Protesters Warned to Get Tested for COVID-19
Thousands of people worldwide gathered again over the weekend to protest police brutality and the recent deaths of black Americans such as George Floyd, Breonna Taylor, and Ahmaud Arbery. Protests were largely peaceful demonstrations, held in cities, towns, and rural areas across the United States and internationally. However, the nature of the protests—large gatherings of people in close proximity, often shouting or chanting, sometimes without face coverings—has sparked health officials’ concern over the spread of COVID-19.
A few weeks ago, gatherings of a few dozen people seemed especially risky due to the rapid spread of the novel coronavirus. In Washington, D.C., this weekend, more than 100,000 protesters joined together in the largest assembled crowd in the capital since the 2017 Women’s March.
Robert Redfield, director of the U.S. Centers for Disease Control and Prevention (CDC), told the U.S. House Appropriations Committee last week that he fears the nationwide protests will become a “seeding event” for COVID-19, noting high pre-protest transmission rates in some cities where demonstrations are taking place, The Hill reports.
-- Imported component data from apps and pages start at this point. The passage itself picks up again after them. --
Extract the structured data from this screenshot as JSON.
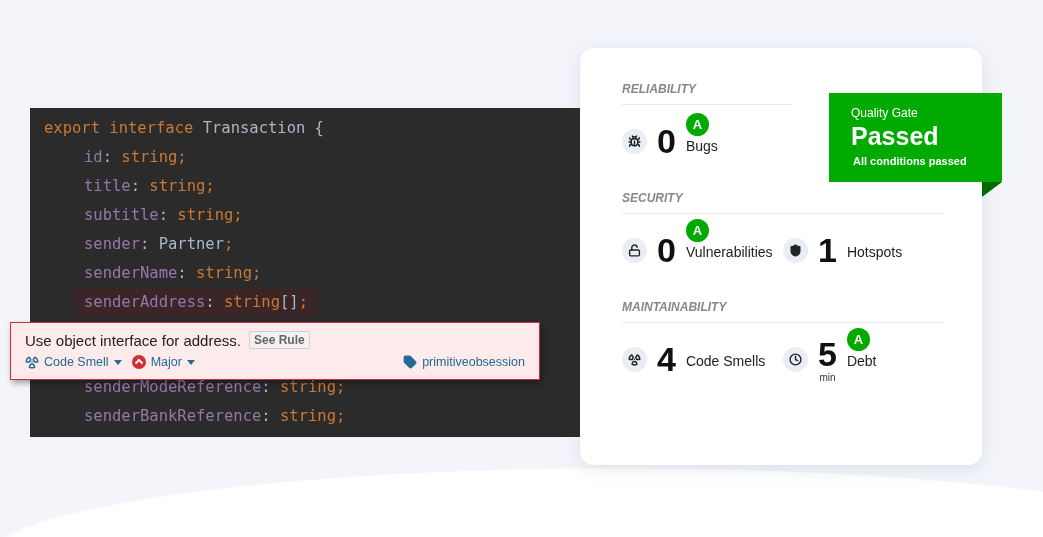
{
  "code": {
    "declaration": [
      {
        "kind": "keyword",
        "text": "export interface "
      },
      {
        "kind": "plain",
        "text": "Transaction {"
      }
    ],
    "members": [
      {
        "highlighted": false,
        "tokens": [
          {
            "kind": "property",
            "text": "id"
          },
          {
            "kind": "plain",
            "text": ": "
          },
          {
            "kind": "type",
            "text": "string;"
          }
        ]
      },
      {
        "highlighted": false,
        "tokens": [
          {
            "kind": "property",
            "text": "title"
          },
          {
            "kind": "plain",
            "text": ": "
          },
          {
            "kind": "type",
            "text": "string;"
          }
        ]
      },
      {
        "highlighted": false,
        "tokens": [
          {
            "kind": "property",
            "text": "subtitle"
          },
          {
            "kind": "plain",
            "text": ": "
          },
          {
            "kind": "type",
            "text": "string;"
          }
        ]
      },
      {
        "highlighted": false,
        "tokens": [
          {
            "kind": "property",
            "text": "sender"
          },
          {
            "kind": "plain",
            "text": ": Partner"
          },
          {
            "kind": "type",
            "text": ";"
          }
        ]
      },
      {
        "highlighted": false,
        "tokens": [
          {
            "kind": "property",
            "text": "senderName"
          },
          {
            "kind": "plain",
            "text": ": "
          },
          {
            "kind": "type",
            "text": "string;"
          }
        ]
      },
      {
        "highlighted": true,
        "tokens": [
          {
            "kind": "property",
            "text": "senderAddress"
          },
          {
            "kind": "plain",
            "text": ": "
          },
          {
            "kind": "type",
            "text": "string"
          },
          {
            "kind": "plain",
            "text": "[]"
          },
          {
            "kind": "type",
            "text": ";"
          }
        ]
      },
      {
        "highlighted": false,
        "tokens": [
          {
            "kind": "property",
            "text": "senderModeReference"
          },
          {
            "kind": "plain",
            "text": ": "
          },
          {
            "kind": "type",
            "text": "string;"
          }
        ]
      },
      {
        "highlighted": false,
        "tokens": [
          {
            "kind": "property",
            "text": "senderBankReference"
          },
          {
            "kind": "plain",
            "text": ": "
          },
          {
            "kind": "type",
            "text": "string;"
          }
        ]
      }
    ]
  },
  "issue": {
    "message": "Use object interface for address.",
    "rule_button": "See Rule",
    "type": "Code Smell",
    "severity": "Major",
    "tag": "primitiveobsession"
  },
  "quality_gate": {
    "title": "Quality Gate",
    "status": "Passed",
    "detail": "All conditions passed"
  },
  "sections": [
    {
      "title": "RELIABILITY",
      "metrics": [
        {
          "kind": "bug",
          "value": "0",
          "label": "Bugs",
          "rating": "A"
        }
      ]
    },
    {
      "title": "SECURITY",
      "metrics": [
        {
          "kind": "vulnerability",
          "value": "0",
          "label": "Vulnerabilities",
          "rating": "A"
        },
        {
          "kind": "hotspot",
          "value": "1",
          "label": "Hotspots"
        }
      ]
    },
    {
      "title": "MAINTAINABILITY",
      "metrics": [
        {
          "kind": "code-smell",
          "value": "4",
          "label": "Code Smells"
        },
        {
          "kind": "debt",
          "value": "5",
          "unit": "min",
          "label": "Debt",
          "rating": "A"
        }
      ]
    }
  ]
}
Redfield urged demonstrators to get evaluated and tested for COVID-19, and to keep wearing face masks and social distancing where possible.
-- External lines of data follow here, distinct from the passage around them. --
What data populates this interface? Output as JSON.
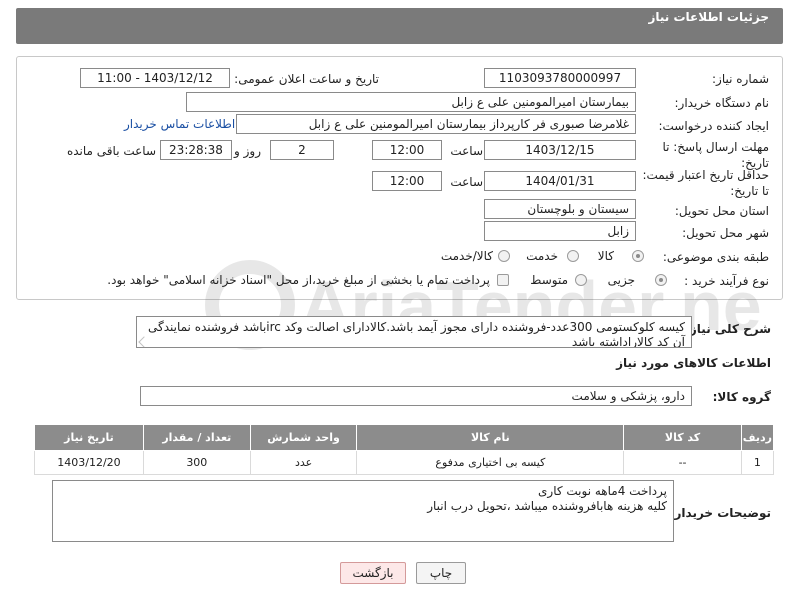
{
  "header": {
    "title": "جزئیات اطلاعات نیاز"
  },
  "form": {
    "need_number": {
      "label": "شماره نیاز:",
      "value": "1103093780000997"
    },
    "announce_datetime": {
      "label": "تاریخ و ساعت اعلان عمومی:",
      "value": "1403/12/12 - 11:00"
    },
    "buyer_org": {
      "label": "نام دستگاه خریدار:",
      "value": "بیمارستان امیرالمومنین علی  ع  زابل"
    },
    "requester": {
      "label": "ایجاد کننده درخواست:",
      "value": "غلامرضا صبوری فر کارپرداز بیمارستان امیرالمومنین علی  ع  زابل",
      "contact_link": "اطلاعات تماس خریدار"
    },
    "reply_deadline": {
      "label": "مهلت ارسال پاسخ: تا تاریخ:",
      "date": "1403/12/15",
      "time_label": "ساعت",
      "time": "12:00",
      "days": "2",
      "days_label": "روز و",
      "remaining": "23:28:38",
      "remaining_label": "ساعت باقی مانده"
    },
    "price_validity": {
      "label": "حداقل تاریخ اعتبار قیمت: تا تاریخ:",
      "date": "1404/01/31",
      "time_label": "ساعت",
      "time": "12:00"
    },
    "province": {
      "label": "استان محل تحویل:",
      "value": "سیستان و بلوچستان"
    },
    "city": {
      "label": "شهر محل تحویل:",
      "value": "زابل"
    },
    "category": {
      "label": "طبقه بندی موضوعی:",
      "options": [
        "کالا",
        "خدمت",
        "کالا/خدمت"
      ]
    },
    "process": {
      "label": "نوع فرآیند خرید :",
      "options": [
        "جزیی",
        "متوسط"
      ],
      "note": "پرداخت تمام یا بخشی از مبلغ خرید،از محل \"اسناد خزانه اسلامی\" خواهد بود."
    }
  },
  "description": {
    "label": "شرح کلی نیاز:",
    "text": "کیسه کلوکستومی 300عدد-فروشنده دارای مجوز آیمد باشد.کالادارای اصالت وکد ircباشد فروشنده نمایندگی آن کد کالاراداشته باشد"
  },
  "goods_info": {
    "title": "اطلاعات کالاهای مورد نیاز"
  },
  "goods_group": {
    "label": "گروه کالا:",
    "value": "دارو، پزشکی و سلامت"
  },
  "table": {
    "headers": [
      "ردیف",
      "کد کالا",
      "نام کالا",
      "واحد شمارش",
      "تعداد / مقدار",
      "تاریخ نیاز"
    ],
    "rows": [
      [
        "1",
        "--",
        "کیسه بی اختیاری مدفوع",
        "عدد",
        "300",
        "1403/12/20"
      ]
    ]
  },
  "buyer_notes": {
    "label": "توضیحات خریدار:",
    "lines": [
      "پرداخت 4ماهه نوبت کاری",
      "کلیه هزینه هابافروشنده میباشد ،تحویل درب انبار"
    ]
  },
  "buttons": {
    "print": "چاپ",
    "back": "بازگشت"
  },
  "watermark": {
    "text": "AriaTender.neT"
  }
}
In addition, Redfield said that some police crowd-control chemicals—such as pepper spray—could make protesters cough and potentially spread respiratory illnesses such as COVID-19.
California Governor Gavin Newson said that the state should prepare for higher rates of positive COVID-19 tests because of the protests and business reopenings. “If you’re not (concerned), you’re not paying attention to the epidemiology, to the virulence of this disease,” he said, according to CBS San Francisco.
New York Governor Andrew Cuomo also encouraged protesters to get tested. On Sunday, Cuomo announced that the state planned on opening 15 additional COVID-19 testing sites dedicated just to protesters so they can get results quickly. “I would act as if you were exposed, and I would tell people you are interacting with, ‘assume I am positive for the virus,’” he said.
After three bleak months during which the coronavirus pandemic mixed with protests, New York City will try to turn the page when it begins reopening Monday. https://t.co/lOhFuRqxWU— The Associated Press (@AP) June 8, 2020
Other countries and regions have barred large-scale protests over coronavirus concerns, although adherence to these bans is mixed. French police banned a number of solidarity protests against racism and police brutality in Paris on Saturday over coronavirus concerns, but some protesters defied the ban. Approximately 23,000 people around France protested on 6 June against racial injustice, reigniting national debate over violence and racism within the police force and accountability in law enforcement, including for the death of Adama Traoré, a young black man killed due to suspected police brutality in July 2016, the Associated Press reports.